··· DATA UNDER STUDY
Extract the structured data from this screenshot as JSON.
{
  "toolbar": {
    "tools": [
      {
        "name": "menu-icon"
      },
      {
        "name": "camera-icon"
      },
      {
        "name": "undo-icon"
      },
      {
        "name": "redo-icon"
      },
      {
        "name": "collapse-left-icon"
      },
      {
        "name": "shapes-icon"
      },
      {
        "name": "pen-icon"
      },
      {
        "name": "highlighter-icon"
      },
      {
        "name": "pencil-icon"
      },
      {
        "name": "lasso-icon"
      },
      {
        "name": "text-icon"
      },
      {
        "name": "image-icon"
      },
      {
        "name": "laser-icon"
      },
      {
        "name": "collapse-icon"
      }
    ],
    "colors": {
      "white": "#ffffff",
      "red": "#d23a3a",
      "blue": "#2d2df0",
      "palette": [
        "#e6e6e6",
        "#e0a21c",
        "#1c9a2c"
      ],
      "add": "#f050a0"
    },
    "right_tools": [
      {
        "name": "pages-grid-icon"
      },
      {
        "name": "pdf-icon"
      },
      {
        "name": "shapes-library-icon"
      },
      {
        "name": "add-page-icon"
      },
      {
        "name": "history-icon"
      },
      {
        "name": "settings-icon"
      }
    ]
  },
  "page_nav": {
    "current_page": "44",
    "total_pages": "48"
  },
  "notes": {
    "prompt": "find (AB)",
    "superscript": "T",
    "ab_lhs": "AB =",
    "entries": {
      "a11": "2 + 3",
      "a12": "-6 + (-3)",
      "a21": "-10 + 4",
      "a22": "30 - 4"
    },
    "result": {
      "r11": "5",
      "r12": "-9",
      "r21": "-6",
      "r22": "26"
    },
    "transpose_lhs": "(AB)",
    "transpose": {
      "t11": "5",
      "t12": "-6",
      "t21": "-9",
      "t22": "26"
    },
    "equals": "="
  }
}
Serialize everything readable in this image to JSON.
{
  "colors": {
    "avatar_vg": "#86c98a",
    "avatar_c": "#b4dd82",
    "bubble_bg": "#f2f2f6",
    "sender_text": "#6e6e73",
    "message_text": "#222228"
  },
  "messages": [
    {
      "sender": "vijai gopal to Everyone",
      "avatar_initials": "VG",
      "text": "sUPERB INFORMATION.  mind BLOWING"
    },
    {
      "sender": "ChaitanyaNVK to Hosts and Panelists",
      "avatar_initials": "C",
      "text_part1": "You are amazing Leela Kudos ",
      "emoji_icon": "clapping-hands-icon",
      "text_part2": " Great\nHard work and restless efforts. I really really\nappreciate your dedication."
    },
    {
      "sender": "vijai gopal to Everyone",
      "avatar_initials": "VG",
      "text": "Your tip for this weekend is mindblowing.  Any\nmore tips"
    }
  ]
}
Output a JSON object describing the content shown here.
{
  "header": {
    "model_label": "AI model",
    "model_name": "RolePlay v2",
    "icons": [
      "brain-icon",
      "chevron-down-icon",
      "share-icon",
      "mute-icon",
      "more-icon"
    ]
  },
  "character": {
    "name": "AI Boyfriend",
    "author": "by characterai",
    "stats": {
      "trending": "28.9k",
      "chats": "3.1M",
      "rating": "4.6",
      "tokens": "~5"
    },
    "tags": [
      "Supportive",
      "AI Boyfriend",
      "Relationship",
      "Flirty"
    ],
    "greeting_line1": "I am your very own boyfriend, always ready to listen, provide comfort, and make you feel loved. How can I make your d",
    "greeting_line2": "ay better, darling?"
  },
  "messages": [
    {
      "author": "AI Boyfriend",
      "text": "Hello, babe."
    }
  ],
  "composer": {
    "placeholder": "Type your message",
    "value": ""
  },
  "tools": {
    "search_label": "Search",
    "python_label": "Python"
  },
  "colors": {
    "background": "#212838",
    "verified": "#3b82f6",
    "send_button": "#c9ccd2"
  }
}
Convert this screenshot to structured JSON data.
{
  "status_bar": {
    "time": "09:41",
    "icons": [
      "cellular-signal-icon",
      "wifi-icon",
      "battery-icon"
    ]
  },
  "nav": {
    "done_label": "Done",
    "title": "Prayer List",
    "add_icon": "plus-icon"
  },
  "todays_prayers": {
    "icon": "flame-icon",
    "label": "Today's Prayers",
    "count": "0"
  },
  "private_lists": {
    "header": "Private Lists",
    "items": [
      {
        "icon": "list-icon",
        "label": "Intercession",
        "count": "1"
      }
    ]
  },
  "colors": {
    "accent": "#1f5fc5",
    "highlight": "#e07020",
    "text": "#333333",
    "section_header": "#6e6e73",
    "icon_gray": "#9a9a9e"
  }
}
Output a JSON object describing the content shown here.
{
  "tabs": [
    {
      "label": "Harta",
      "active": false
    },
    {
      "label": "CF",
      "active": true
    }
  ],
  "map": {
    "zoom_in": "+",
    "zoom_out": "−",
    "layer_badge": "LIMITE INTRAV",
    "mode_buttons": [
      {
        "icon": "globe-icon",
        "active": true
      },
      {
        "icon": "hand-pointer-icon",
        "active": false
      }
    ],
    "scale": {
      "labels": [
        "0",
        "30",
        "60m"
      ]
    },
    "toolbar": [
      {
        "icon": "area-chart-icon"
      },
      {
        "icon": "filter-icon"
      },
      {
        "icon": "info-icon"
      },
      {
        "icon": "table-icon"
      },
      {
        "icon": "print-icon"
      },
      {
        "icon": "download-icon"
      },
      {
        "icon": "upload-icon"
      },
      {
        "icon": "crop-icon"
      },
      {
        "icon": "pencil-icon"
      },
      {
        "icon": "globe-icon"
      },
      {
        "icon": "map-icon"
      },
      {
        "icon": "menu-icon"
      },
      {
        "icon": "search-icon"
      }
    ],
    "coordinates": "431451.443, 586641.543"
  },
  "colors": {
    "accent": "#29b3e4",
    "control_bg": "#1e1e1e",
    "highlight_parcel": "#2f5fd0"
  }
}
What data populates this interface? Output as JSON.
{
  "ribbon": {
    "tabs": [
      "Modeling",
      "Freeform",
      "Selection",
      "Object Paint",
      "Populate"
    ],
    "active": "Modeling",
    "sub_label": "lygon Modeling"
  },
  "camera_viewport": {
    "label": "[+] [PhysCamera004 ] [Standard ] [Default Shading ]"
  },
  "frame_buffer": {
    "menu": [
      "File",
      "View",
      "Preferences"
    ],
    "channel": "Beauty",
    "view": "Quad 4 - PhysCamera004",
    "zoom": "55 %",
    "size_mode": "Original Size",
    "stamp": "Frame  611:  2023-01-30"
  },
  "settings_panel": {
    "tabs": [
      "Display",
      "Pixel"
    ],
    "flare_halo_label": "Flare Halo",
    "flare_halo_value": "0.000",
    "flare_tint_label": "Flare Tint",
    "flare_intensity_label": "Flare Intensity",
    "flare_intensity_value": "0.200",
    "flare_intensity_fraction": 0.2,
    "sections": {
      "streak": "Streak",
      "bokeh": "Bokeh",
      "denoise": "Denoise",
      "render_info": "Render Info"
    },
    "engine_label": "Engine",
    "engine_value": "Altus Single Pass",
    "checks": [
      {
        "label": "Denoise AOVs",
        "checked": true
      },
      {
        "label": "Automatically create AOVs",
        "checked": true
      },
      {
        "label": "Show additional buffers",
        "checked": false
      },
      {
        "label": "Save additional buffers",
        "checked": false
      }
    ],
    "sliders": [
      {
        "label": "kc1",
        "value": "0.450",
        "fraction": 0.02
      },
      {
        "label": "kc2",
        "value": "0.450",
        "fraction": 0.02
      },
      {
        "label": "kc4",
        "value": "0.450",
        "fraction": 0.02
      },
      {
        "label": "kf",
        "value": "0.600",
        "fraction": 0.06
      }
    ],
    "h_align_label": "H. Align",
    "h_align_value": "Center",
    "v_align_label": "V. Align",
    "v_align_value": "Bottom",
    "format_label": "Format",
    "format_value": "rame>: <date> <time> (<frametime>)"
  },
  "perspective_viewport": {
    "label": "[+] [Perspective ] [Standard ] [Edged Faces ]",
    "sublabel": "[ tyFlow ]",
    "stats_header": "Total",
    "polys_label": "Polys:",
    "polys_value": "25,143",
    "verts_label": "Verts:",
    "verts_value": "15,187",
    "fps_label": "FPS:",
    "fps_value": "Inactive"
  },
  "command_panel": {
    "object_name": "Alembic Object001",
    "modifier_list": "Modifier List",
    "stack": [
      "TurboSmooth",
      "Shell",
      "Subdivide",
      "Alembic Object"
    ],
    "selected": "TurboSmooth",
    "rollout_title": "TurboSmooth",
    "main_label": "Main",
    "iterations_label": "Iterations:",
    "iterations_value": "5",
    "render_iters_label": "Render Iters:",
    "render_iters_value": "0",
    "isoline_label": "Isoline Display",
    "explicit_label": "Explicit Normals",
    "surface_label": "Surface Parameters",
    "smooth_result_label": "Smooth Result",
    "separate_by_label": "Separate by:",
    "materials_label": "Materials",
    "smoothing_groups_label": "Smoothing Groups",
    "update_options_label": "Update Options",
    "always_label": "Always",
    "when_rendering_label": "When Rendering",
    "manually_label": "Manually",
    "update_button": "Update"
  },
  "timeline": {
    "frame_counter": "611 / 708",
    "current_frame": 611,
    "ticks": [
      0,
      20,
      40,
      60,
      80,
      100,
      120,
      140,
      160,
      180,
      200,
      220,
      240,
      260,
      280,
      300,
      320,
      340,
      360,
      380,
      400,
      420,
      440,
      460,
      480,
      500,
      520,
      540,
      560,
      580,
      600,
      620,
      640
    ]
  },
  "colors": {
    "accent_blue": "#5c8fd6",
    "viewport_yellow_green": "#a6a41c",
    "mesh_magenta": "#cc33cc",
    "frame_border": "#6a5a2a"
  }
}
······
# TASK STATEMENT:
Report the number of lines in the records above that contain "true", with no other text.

# EXERCISE OUTPUT:
4